→ **WHAT IS BEING ASKED**: I'd like every line in the following listing that holds "title" copied.

→ **DATA FOR THIS TASK**:

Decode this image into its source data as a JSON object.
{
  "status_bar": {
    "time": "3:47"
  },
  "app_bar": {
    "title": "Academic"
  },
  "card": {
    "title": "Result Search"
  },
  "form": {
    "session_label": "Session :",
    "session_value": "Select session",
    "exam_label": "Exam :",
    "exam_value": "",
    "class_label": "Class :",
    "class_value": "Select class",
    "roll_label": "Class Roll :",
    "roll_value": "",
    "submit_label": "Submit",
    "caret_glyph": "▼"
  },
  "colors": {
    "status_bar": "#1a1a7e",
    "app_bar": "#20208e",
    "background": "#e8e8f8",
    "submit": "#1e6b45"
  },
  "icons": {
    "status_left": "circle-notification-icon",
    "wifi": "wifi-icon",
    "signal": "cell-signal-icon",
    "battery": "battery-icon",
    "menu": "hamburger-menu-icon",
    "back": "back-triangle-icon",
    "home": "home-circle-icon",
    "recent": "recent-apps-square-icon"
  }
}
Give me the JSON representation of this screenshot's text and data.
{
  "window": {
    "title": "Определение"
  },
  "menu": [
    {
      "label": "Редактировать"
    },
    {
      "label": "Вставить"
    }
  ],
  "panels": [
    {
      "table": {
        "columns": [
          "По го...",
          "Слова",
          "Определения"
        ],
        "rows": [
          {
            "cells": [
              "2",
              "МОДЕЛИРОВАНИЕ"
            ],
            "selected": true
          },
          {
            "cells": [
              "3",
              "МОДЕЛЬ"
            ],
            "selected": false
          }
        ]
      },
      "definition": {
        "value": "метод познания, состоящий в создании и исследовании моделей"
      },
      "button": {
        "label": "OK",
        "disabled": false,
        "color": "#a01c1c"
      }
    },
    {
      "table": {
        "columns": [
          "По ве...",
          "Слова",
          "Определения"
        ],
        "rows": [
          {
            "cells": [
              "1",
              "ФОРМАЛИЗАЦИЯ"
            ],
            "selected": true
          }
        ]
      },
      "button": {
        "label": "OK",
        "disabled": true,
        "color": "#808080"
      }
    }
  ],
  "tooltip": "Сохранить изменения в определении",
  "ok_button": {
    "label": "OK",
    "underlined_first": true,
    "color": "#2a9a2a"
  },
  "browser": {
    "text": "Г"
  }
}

→ **SOLUTION TO THE EXERCISE**:
    "title": "Academic"
    "title": "Result Search"
    "title": "Определение"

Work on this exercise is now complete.